Image of The Brain Show

Robert Newman’s Summerhall fringe offering, The Brain Show, sets out to take a wry look into contemporary trends in neurological science, the majority of which he refers to as “neuro-babble”. This is how he describes the tendency to a “reductive, pessimistic” scientific outlook on the human brain, which he believes is ultimately damaging to the way we view the world.

His act, somewhat chaotically, takes us through some of his gripes with what he refers to as the “macho nihilism” of the kind of scientific and philosophical thinking on the brain which reduces humanity to simplistic evolutionary programming. He then links this in with his own participation in a study called The Neurobiology of Romantic Love, and a protracted debate and flirtation with a cute marine biologist.

It gambles along pleasantly enough, with his assured stage presence, meticulous delivery and ear for mimicry, but often the journey through the history of brain science feels slightly laboured. His mockery of established yet slightly ridiculous scientific theories regarding subjects such as gender colour preference are sharp, yet the fringe show format doesn’t allow for any real depth to the argument, and it can feel like it is neither one thing or the other.

There is obviously a very real antipathy here to the reduction of human life to simplistic philosophy. He balks at that old misery guts Sartre’s description of the natural world as nauseatingly sloppy, and mocks the “melodrama” of Freud. Tonight’s audience are very receptive, the laughs come easily and we are even treated to a musical number involving two rather cute and colourful bobtail squids.

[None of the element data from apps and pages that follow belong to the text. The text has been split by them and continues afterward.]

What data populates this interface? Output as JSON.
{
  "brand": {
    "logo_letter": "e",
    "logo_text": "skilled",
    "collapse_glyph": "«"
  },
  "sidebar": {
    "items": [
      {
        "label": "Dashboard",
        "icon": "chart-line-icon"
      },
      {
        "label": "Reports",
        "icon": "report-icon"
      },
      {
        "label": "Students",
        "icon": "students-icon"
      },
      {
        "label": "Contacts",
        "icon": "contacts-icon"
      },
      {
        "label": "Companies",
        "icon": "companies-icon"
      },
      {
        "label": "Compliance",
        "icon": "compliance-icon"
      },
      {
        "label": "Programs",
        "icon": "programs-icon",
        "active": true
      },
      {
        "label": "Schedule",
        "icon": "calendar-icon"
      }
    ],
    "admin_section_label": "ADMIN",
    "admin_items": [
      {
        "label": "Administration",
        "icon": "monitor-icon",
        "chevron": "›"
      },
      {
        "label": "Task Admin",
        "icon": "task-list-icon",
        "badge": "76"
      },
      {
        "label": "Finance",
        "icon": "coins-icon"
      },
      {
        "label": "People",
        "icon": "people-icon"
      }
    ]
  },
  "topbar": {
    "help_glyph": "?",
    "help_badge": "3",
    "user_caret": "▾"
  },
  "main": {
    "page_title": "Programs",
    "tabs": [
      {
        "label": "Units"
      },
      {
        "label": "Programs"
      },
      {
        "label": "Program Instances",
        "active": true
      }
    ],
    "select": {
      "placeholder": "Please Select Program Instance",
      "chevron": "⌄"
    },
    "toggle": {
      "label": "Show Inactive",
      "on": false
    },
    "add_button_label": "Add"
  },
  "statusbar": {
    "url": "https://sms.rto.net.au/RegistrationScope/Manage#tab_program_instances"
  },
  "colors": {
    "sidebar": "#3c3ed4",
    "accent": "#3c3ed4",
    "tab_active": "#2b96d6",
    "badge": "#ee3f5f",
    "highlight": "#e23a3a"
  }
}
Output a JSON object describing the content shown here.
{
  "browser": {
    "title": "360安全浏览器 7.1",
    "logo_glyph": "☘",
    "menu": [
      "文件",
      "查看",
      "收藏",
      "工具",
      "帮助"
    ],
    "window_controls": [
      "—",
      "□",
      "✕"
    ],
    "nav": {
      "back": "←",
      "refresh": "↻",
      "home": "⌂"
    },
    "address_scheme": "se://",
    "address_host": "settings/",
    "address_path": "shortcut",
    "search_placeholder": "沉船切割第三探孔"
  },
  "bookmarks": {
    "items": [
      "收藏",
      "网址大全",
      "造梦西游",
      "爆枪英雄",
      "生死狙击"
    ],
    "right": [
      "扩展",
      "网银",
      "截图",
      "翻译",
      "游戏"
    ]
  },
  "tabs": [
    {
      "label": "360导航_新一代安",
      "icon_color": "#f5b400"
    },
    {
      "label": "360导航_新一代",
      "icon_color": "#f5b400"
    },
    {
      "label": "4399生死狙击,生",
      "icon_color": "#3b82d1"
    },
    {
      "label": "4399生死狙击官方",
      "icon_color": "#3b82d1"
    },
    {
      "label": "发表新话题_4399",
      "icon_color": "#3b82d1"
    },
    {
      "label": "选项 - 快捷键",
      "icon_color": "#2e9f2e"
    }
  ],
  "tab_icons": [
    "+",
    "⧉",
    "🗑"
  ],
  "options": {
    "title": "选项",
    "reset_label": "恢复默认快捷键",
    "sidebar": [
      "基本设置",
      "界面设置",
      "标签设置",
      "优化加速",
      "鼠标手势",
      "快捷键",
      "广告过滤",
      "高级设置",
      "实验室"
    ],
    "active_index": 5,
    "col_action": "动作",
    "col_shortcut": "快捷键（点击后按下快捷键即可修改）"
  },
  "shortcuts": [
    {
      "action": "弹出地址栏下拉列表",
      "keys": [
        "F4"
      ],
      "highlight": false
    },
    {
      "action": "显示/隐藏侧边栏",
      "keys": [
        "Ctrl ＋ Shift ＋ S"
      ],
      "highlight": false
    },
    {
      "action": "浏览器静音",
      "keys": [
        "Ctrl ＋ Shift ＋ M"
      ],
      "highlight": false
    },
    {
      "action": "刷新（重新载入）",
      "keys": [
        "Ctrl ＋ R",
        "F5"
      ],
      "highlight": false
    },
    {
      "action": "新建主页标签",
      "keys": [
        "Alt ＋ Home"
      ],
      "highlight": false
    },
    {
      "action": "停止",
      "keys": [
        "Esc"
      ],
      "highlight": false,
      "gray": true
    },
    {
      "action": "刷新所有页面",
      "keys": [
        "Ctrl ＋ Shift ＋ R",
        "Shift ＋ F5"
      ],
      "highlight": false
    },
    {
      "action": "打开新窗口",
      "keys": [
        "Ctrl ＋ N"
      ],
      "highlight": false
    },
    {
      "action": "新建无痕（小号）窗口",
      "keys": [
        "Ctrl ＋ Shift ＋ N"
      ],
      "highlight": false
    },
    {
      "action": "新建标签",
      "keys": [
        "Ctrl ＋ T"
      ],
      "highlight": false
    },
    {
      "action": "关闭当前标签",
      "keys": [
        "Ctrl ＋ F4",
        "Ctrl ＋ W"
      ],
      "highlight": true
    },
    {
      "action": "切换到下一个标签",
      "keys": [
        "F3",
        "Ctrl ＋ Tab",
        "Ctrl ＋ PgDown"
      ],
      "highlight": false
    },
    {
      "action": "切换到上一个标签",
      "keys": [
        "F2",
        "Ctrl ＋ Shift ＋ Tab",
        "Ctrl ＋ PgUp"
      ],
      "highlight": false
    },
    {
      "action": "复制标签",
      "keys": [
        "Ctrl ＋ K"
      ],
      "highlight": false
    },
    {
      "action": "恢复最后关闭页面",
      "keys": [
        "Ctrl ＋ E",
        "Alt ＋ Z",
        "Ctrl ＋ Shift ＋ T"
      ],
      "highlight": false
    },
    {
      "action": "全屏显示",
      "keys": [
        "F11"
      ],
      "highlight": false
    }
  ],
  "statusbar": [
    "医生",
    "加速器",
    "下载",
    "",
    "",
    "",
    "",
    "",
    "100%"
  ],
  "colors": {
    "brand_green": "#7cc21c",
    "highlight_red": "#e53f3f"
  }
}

However, the real satire and belly laughs come when Newman turns his own sharp brain to both other comedians and establishment figures like Paul McCartney (he wonders if the Beatle asked his plastic surgeon for a face of ‘permanent mild surprise and vague curiosity’) and Richard Branson, who gets a succinct and delicious mauling. These are delivered as casual asides to the main focus of the show (describing his childhood home as having a garden, he quips ‘don’t tell Mark Thomas‘) but this is where the real comic energy lies.

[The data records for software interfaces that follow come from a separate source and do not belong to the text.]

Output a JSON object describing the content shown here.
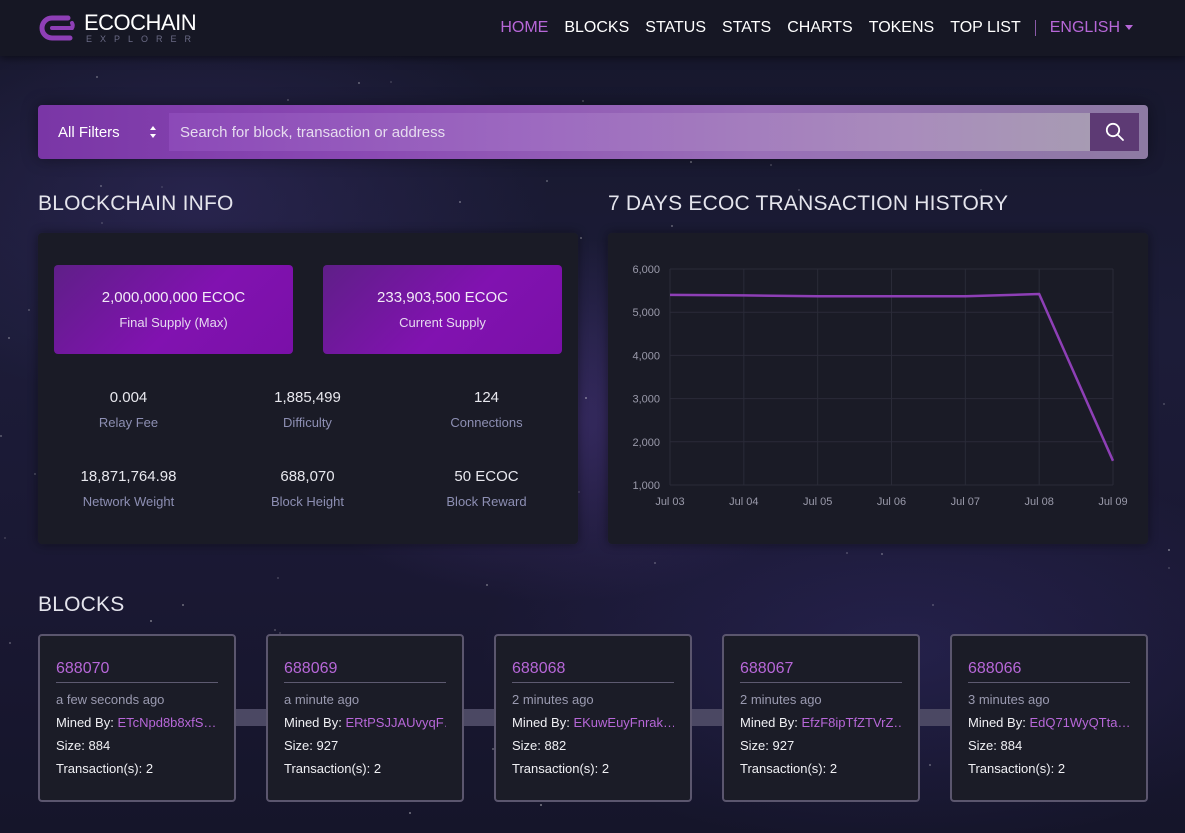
{
  "nav": {
    "logo_main": "ECOCHAIN",
    "logo_sub": "EXPLORER",
    "links": [
      "HOME",
      "BLOCKS",
      "STATUS",
      "STATS",
      "CHARTS",
      "TOKENS",
      "TOP LIST"
    ],
    "language": "ENGLISH",
    "active_color": "#b767d8"
  },
  "search": {
    "filter_label": "All Filters",
    "placeholder": "Search for block, transaction or address",
    "button_icon": "search-icon"
  },
  "blockchain_info": {
    "title": "BLOCKCHAIN INFO",
    "final_supply": {
      "value": "2,000,000,000 ECOC",
      "label": "Final Supply (Max)"
    },
    "current_supply": {
      "value": "233,903,500 ECOC",
      "label": "Current Supply"
    },
    "stats": [
      {
        "value": "0.004",
        "label": "Relay Fee"
      },
      {
        "value": "1,885,499",
        "label": "Difficulty"
      },
      {
        "value": "124",
        "label": "Connections"
      },
      {
        "value": "18,871,764.98",
        "label": "Network Weight"
      },
      {
        "value": "688,070",
        "label": "Block Height"
      },
      {
        "value": "50 ECOC",
        "label": "Block Reward"
      }
    ]
  },
  "history": {
    "title": "7 DAYS ECOC TRANSACTION HISTORY"
  },
  "chart_data": {
    "type": "line",
    "x": [
      "Jul 03",
      "Jul 04",
      "Jul 05",
      "Jul 06",
      "Jul 07",
      "Jul 08",
      "Jul 09"
    ],
    "series": [
      {
        "values": [
          5400,
          5390,
          5370,
          5370,
          5370,
          5420,
          1560
        ],
        "color": "#8e3fb6"
      }
    ],
    "ylim": [
      1000,
      6000
    ],
    "yticks": [
      "1,000",
      "2,000",
      "3,000",
      "4,000",
      "5,000",
      "6,000"
    ],
    "grid": true,
    "xlabel": "",
    "ylabel": ""
  },
  "blocks": {
    "title": "BLOCKS",
    "mined_by_label": "Mined By:",
    "size_label": "Size:",
    "tx_label": "Transaction(s):",
    "items": [
      {
        "height": "688070",
        "time": "a few seconds ago",
        "miner": "ETcNpd8b8xfS…",
        "size": "884",
        "tx": "2"
      },
      {
        "height": "688069",
        "time": "a minute ago",
        "miner": "ERtPSJJAUvyqF…",
        "size": "927",
        "tx": "2"
      },
      {
        "height": "688068",
        "time": "2 minutes ago",
        "miner": "EKuwEuyFnrak…",
        "size": "882",
        "tx": "2"
      },
      {
        "height": "688067",
        "time": "2 minutes ago",
        "miner": "EfzF8ipTfZTVrZ…",
        "size": "927",
        "tx": "2"
      },
      {
        "height": "688066",
        "time": "3 minutes ago",
        "miner": "EdQ71WyQTta…",
        "size": "884",
        "tx": "2"
      }
    ]
  }
}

He tells us that he feels “desperately sad” that scientists suggested that the human smile as a greeting came from the hunter gather changing a snarl to a smile when faced with a stranger. ‘A smile from a snarl!’, he wails. Tonight though, when Newman bares his teeth against some thoroughly deserved targets, he delivers the most satisfying laughs of all.